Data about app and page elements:
-=-=-

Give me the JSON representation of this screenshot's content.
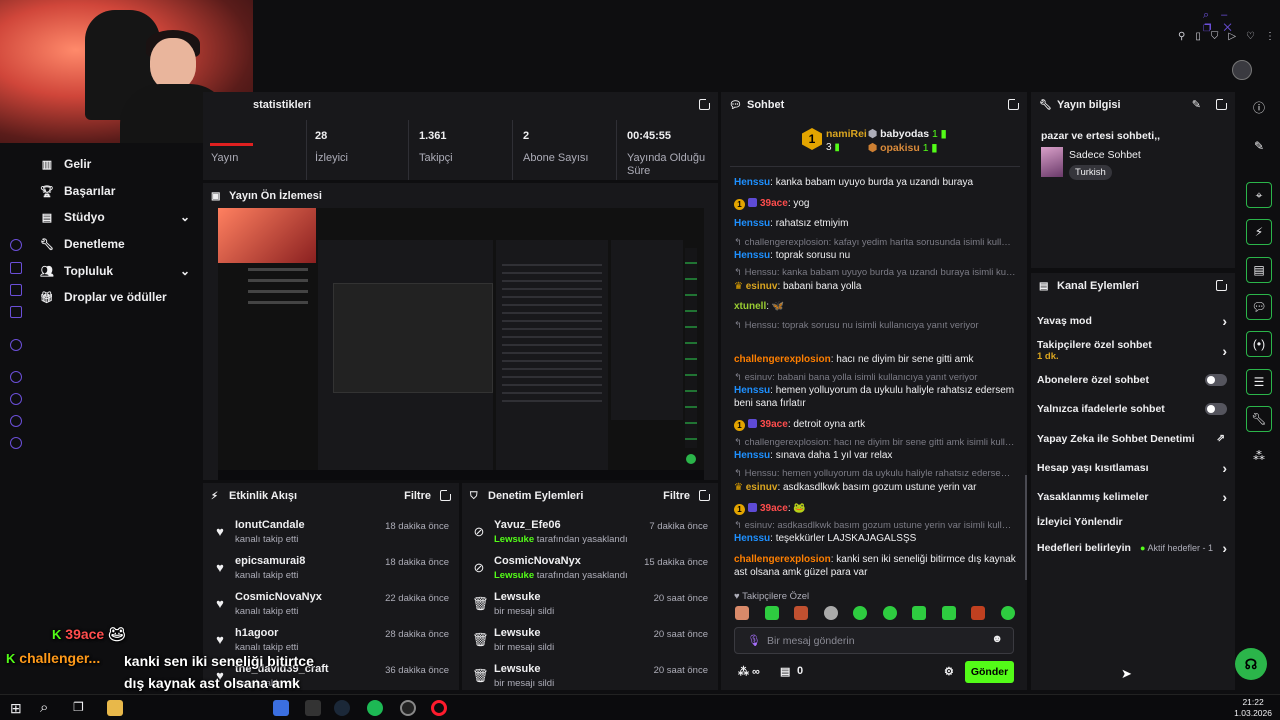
{
  "topbar": {
    "icons": [
      "search-icon",
      "minimize-icon",
      "restore-icon",
      "close-icon"
    ],
    "icons2": [
      "pin-icon",
      "bookmark-icon",
      "shield-icon",
      "play-icon",
      "heart-icon",
      "more-icon"
    ]
  },
  "sidebar": {
    "items": [
      {
        "label": "Gelir",
        "icon": "chart-icon"
      },
      {
        "label": "Başarılar",
        "icon": "trophy-icon"
      },
      {
        "label": "Stüdyo",
        "icon": "studio-icon",
        "chevron": true
      },
      {
        "label": "Denetleme",
        "icon": "wrench-icon"
      },
      {
        "label": "Topluluk",
        "icon": "people-icon",
        "chevron": true
      },
      {
        "label": "Droplar ve ödüller",
        "icon": "gift-icon"
      }
    ]
  },
  "stats": {
    "title": "statistikleri",
    "items": [
      {
        "value": "",
        "label": "Yayın"
      },
      {
        "value": "28",
        "label": "İzleyici"
      },
      {
        "value": "1.361",
        "label": "Takipçi"
      },
      {
        "value": "2",
        "label": "Abone Sayısı"
      },
      {
        "value": "00:45:55",
        "label": "Yayında Olduğu Süre"
      }
    ]
  },
  "preview": {
    "title": "Yayın Ön İzlemesi"
  },
  "activity": {
    "title": "Etkinlik Akışı",
    "filter": "Filtre",
    "rows": [
      {
        "name": "IonutCandale",
        "sub": "kanalı takip etti",
        "time": "18 dakika önce"
      },
      {
        "name": "epicsamurai8",
        "sub": "kanalı takip etti",
        "time": "18 dakika önce"
      },
      {
        "name": "CosmicNovaNyx",
        "sub": "kanalı takip etti",
        "time": "22 dakika önce"
      },
      {
        "name": "h1agoor",
        "sub": "kanalı takip etti",
        "time": "28 dakika önce"
      },
      {
        "name": "the_david39_craft",
        "sub": "kanalı takip etti",
        "time": "36 dakika önce"
      }
    ]
  },
  "moderation": {
    "title": "Denetim Eylemleri",
    "filter": "Filtre",
    "rows": [
      {
        "name": "Yavuz_Efe06",
        "by": "Lewsuke",
        "sub": "tarafından yasaklandı",
        "time": "7 dakika önce",
        "icon": "ban-icon"
      },
      {
        "name": "CosmicNovaNyx",
        "by": "Lewsuke",
        "sub": "tarafından yasaklandı",
        "time": "15 dakika önce",
        "icon": "ban-icon"
      },
      {
        "name": "Lewsuke",
        "by": "",
        "sub": "bir mesajı sildi",
        "time": "20 saat önce",
        "icon": "trash-icon"
      },
      {
        "name": "Lewsuke",
        "by": "",
        "sub": "bir mesajı sildi",
        "time": "20 saat önce",
        "icon": "trash-icon"
      },
      {
        "name": "Lewsuke",
        "by": "",
        "sub": "bir mesajı sildi",
        "time": "20 saat önce",
        "icon": "trash-icon"
      }
    ]
  },
  "chat": {
    "title": "Sohbet",
    "leaders": {
      "first": {
        "rank": "1",
        "name": "namiRei",
        "count": "3"
      },
      "second": {
        "name": "babyodas",
        "count": "1"
      },
      "third": {
        "name": "opakisu",
        "count": "1"
      }
    },
    "messages": [
      {
        "type": "msg",
        "user": "Henssu",
        "cls": "un-blue",
        "text": "kanka babam uyuyo burda ya uzandı buraya"
      },
      {
        "type": "msg",
        "user": "39ace",
        "cls": "un-red",
        "badge": true,
        "text": "yog"
      },
      {
        "type": "msg",
        "user": "Henssu",
        "cls": "un-blue",
        "text": "rahatsız etmiyim"
      },
      {
        "type": "reply",
        "text": "challengerexplosion: kafayı yedim harita sorusunda isimli kullanıcı..."
      },
      {
        "type": "msg",
        "user": "Henssu",
        "cls": "un-blue",
        "text": "toprak sorusu nu"
      },
      {
        "type": "reply",
        "text": "Henssu: kanka babam uyuyo burda ya uzandı buraya isimli kullanıcı..."
      },
      {
        "type": "msg",
        "user": "esinuv",
        "cls": "un-gold",
        "crown": true,
        "text": "babani bana yolla"
      },
      {
        "type": "msg",
        "user": "xtunell",
        "cls": "un-green",
        "text": "🦋"
      },
      {
        "type": "reply",
        "text": "Henssu: toprak sorusu nu isimli kullanıcıya yanıt veriyor"
      },
      {
        "type": "msg",
        "user": "challengerexplosion",
        "cls": "un-orange",
        "text": "hacı ne diyim bir sene gitti amk"
      },
      {
        "type": "reply",
        "text": "esinuv: babani bana yolla isimli kullanıcıya yanıt veriyor"
      },
      {
        "type": "msg",
        "user": "Henssu",
        "cls": "un-blue",
        "text": "hemen yolluyorum da uykulu haliyle rahatsız edersem beni sana fırlatır"
      },
      {
        "type": "msg",
        "user": "39ace",
        "cls": "un-red",
        "badge": true,
        "text": "detroit oyna artk"
      },
      {
        "type": "reply",
        "text": "challengerexplosion: hacı ne diyim bir sene gitti amk isimli kullanıcı..."
      },
      {
        "type": "msg",
        "user": "Henssu",
        "cls": "un-blue",
        "text": "sınava daha 1 yıl var relax"
      },
      {
        "type": "reply",
        "text": "Henssu: hemen yolluyorum da uykulu haliyle rahatsız edersem beni..."
      },
      {
        "type": "msg",
        "user": "esinuv",
        "cls": "un-gold",
        "crown": true,
        "text": "asdkasdlkwk basım gozum ustune yerin var"
      },
      {
        "type": "msg",
        "user": "39ace",
        "cls": "un-red",
        "badge": true,
        "text": "🐸"
      },
      {
        "type": "reply",
        "text": "esinuv: asdkasdlkwk basım gozum ustune yerin var isimli kullanıcı..."
      },
      {
        "type": "msg",
        "user": "Henssu",
        "cls": "un-blue",
        "text": "teşekkürler LAJSKAJAGALSŞS"
      },
      {
        "type": "msg",
        "user": "challengerexplosion",
        "cls": "un-orange",
        "text": "kanki sen iki seneliği bitirmce dış kaynak ast olsana amk güzel para var"
      }
    ],
    "follower_only": "Takipçilere Özel",
    "input_placeholder": "Bir mesaj gönderin",
    "points": "0",
    "send": "Gönder"
  },
  "stream_info": {
    "title": "Yayın bilgisi",
    "stream_title": "pazar ve ertesi sohbeti,,",
    "category": "Sadece Sohbet",
    "tag": "Turkish"
  },
  "channel_actions": {
    "title": "Kanal Eylemleri",
    "slow": "Yavaş mod",
    "followers_chat": "Takipçilere özel sohbet",
    "followers_sub": "1 dk.",
    "subs_chat": "Abonelere özel sohbet",
    "emote_chat": "Yalnızca ifadelerle sohbet",
    "ai_mod": "Yapay Zeka ile Sohbet Denetimi",
    "age": "Hesap yaşı kısıtlaması",
    "banned_words": "Yasaklanmış kelimeler",
    "raid": "İzleyici Yönlendir",
    "goals": "Hedefleri belirleyin",
    "goals_status": "Aktif hedefler - 1"
  },
  "overlay": {
    "line1_user": "39ace",
    "line2_user": "challenger...",
    "line2_text": "kanki sen iki seneliği bitirtce dış kaynak ast olsana amk güzel para var"
  },
  "taskbar": {
    "time": "21:22",
    "date": "1.03.2026"
  },
  "colors": {
    "accent": "#53fc18",
    "panel": "#18181b",
    "bg": "#0e0e10"
  }
}
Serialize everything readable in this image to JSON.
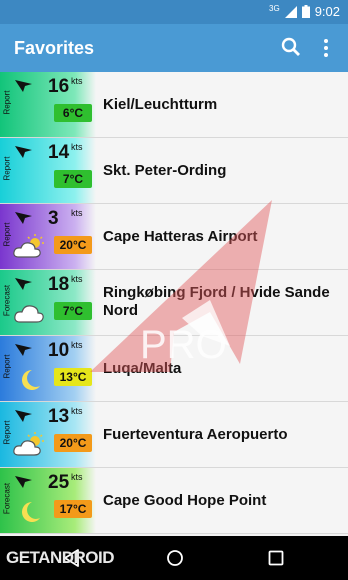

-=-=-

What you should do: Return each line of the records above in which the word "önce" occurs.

Answer for this exercise:
        "time": "18 dakika önce"
        "time": "18 dakika önce"
        "time": "22 dakika önce"
        "time": "28 dakika önce"
        "time": "36 dakika önce"
        "time": "7 dakika önce",
        "time": "15 dakika önce",
        "time": "20 saat önce",
        "time": "20 saat önce",
        "time": "20 saat önce",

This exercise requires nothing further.